● Your instructions:
Reproduce the records that follow exactly as they appear.

Web page and app entries

= Beginning of Section =

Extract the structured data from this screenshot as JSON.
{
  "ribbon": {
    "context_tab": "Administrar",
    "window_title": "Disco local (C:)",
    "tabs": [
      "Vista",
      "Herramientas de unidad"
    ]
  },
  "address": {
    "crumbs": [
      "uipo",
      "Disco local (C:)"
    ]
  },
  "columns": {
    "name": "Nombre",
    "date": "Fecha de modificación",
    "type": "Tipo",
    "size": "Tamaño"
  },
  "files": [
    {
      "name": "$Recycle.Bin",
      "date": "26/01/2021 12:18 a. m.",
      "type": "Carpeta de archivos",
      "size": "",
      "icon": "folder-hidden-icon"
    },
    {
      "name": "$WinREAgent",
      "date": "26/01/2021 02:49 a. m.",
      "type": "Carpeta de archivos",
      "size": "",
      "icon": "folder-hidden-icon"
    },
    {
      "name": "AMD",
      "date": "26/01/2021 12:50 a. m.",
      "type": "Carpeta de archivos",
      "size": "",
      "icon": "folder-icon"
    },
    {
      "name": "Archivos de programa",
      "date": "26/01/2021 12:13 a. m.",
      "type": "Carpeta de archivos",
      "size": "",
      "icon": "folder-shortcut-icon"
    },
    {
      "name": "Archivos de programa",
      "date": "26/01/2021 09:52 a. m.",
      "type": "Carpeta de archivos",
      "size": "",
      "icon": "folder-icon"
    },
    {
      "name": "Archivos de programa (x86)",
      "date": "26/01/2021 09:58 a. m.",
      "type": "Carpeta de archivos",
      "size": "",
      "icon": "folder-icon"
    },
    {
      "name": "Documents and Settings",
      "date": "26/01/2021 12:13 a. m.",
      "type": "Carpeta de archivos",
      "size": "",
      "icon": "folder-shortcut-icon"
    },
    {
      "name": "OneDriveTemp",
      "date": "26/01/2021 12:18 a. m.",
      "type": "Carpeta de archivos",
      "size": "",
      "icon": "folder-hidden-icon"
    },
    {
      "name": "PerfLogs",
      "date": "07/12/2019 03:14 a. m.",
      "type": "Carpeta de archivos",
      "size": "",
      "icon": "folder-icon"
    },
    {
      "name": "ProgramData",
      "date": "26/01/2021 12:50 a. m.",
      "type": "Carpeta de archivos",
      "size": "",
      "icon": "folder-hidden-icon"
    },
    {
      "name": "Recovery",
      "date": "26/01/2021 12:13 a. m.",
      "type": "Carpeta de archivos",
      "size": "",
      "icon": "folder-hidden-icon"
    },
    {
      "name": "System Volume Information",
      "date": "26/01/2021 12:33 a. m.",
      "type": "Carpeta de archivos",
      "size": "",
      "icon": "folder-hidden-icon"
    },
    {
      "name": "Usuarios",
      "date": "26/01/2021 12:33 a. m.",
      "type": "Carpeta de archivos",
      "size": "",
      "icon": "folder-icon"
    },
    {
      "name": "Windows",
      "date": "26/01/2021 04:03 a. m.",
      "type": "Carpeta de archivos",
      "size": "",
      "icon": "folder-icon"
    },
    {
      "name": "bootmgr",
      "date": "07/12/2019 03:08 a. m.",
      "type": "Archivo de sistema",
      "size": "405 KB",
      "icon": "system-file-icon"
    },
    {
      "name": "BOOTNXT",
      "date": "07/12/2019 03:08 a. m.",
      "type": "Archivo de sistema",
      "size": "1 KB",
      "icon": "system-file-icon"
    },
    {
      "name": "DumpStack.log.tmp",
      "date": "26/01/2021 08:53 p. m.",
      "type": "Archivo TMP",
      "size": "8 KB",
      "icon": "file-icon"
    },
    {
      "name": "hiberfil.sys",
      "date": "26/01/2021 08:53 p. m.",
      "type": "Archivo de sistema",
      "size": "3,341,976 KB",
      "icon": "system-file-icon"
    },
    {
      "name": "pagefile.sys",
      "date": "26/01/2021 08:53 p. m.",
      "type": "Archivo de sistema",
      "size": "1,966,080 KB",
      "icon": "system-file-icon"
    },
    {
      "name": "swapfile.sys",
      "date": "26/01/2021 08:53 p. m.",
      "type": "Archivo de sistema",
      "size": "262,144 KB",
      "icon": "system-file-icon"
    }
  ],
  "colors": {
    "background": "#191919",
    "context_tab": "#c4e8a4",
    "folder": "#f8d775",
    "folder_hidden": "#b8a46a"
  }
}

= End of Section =

● Answer to the problem:
Extract the structured data from this screenshot as JSON.
{
  "ribbon": {
    "context_tab": "Administrar",
    "window_title": "Disco local (C:)",
    "tabs": [
      "Vista",
      "Herramientas de unidad"
    ]
  },
  "address": {
    "crumbs": [
      "uipo",
      "Disco local (C:)"
    ]
  },
  "columns": {
    "name": "Nombre",
    "date": "Fecha de modificación",
    "type": "Tipo",
    "size": "Tamaño"
  },
  "files": [
    {
      "name": "$Recycle.Bin",
      "date": "26/01/2021 12:18 a. m.",
      "type": "Carpeta de archivos",
      "size": "",
      "icon": "folder-hidden-icon"
    },
    {
      "name": "$WinREAgent",
      "date": "26/01/2021 02:49 a. m.",
      "type": "Carpeta de archivos",
      "size": "",
      "icon": "folder-hidden-icon"
    },
    {
      "name": "AMD",
      "date": "26/01/2021 12:50 a. m.",
      "type": "Carpeta de archivos",
      "size": "",
      "icon": "folder-icon"
    },
    {
      "name": "Archivos de programa",
      "date": "26/01/2021 12:13 a. m.",
      "type": "Carpeta de archivos",
      "size": "",
      "icon": "folder-shortcut-icon"
    },
    {
      "name": "Archivos de programa",
      "date": "26/01/2021 09:52 a. m.",
      "type": "Carpeta de archivos",
      "size": "",
      "icon": "folder-icon"
    },
    {
      "name": "Archivos de programa (x86)",
      "date": "26/01/2021 09:58 a. m.",
      "type": "Carpeta de archivos",
      "size": "",
      "icon": "folder-icon"
    },
    {
      "name": "Documents and Settings",
      "date": "26/01/2021 12:13 a. m.",
      "type": "Carpeta de archivos",
      "size": "",
      "icon": "folder-shortcut-icon"
    },
    {
      "name": "OneDriveTemp",
      "date": "26/01/2021 12:18 a. m.",
      "type": "Carpeta de archivos",
      "size": "",
      "icon": "folder-hidden-icon"
    },
    {
      "name": "PerfLogs",
      "date": "07/12/2019 03:14 a. m.",
      "type": "Carpeta de archivos",
      "size": "",
      "icon": "folder-icon"
    },
    {
      "name": "ProgramData",
      "date": "26/01/2021 12:50 a. m.",
      "type": "Carpeta de archivos",
      "size": "",
      "icon": "folder-hidden-icon"
    },
    {
      "name": "Recovery",
      "date": "26/01/2021 12:13 a. m.",
      "type": "Carpeta de archivos",
      "size": "",
      "icon": "folder-hidden-icon"
    },
    {
      "name": "System Volume Information",
      "date": "26/01/2021 12:33 a. m.",
      "type": "Carpeta de archivos",
      "size": "",
      "icon": "folder-hidden-icon"
    },
    {
      "name": "Usuarios",
      "date": "26/01/2021 12:33 a. m.",
      "type": "Carpeta de archivos",
      "size": "",
      "icon": "folder-icon"
    },
    {
      "name": "Windows",
      "date": "26/01/2021 04:03 a. m.",
      "type": "Carpeta de archivos",
      "size": "",
      "icon": "folder-icon"
    },
    {
      "name": "bootmgr",
      "date": "07/12/2019 03:08 a. m.",
      "type": "Archivo de sistema",
      "size": "405 KB",
      "icon": "system-file-icon"
    },
    {
      "name": "BOOTNXT",
      "date": "07/12/2019 03:08 a. m.",
      "type": "Archivo de sistema",
      "size": "1 KB",
      "icon": "system-file-icon"
    },
    {
      "name": "DumpStack.log.tmp",
      "date": "26/01/2021 08:53 p. m.",
      "type": "Archivo TMP",
      "size": "8 KB",
      "icon": "file-icon"
    },
    {
      "name": "hiberfil.sys",
      "date": "26/01/2021 08:53 p. m.",
      "type": "Archivo de sistema",
      "size": "3,341,976 KB",
      "icon": "system-file-icon"
    },
    {
      "name": "pagefile.sys",
      "date": "26/01/2021 08:53 p. m.",
      "type": "Archivo de sistema",
      "size": "1,966,080 KB",
      "icon": "system-file-icon"
    },
    {
      "name": "swapfile.sys",
      "date": "26/01/2021 08:53 p. m.",
      "type": "Archivo de sistema",
      "size": "262,144 KB",
      "icon": "system-file-icon"
    }
  ],
  "colors": {
    "background": "#191919",
    "context_tab": "#c4e8a4",
    "folder": "#f8d775",
    "folder_hidden": "#b8a46a"
  }
}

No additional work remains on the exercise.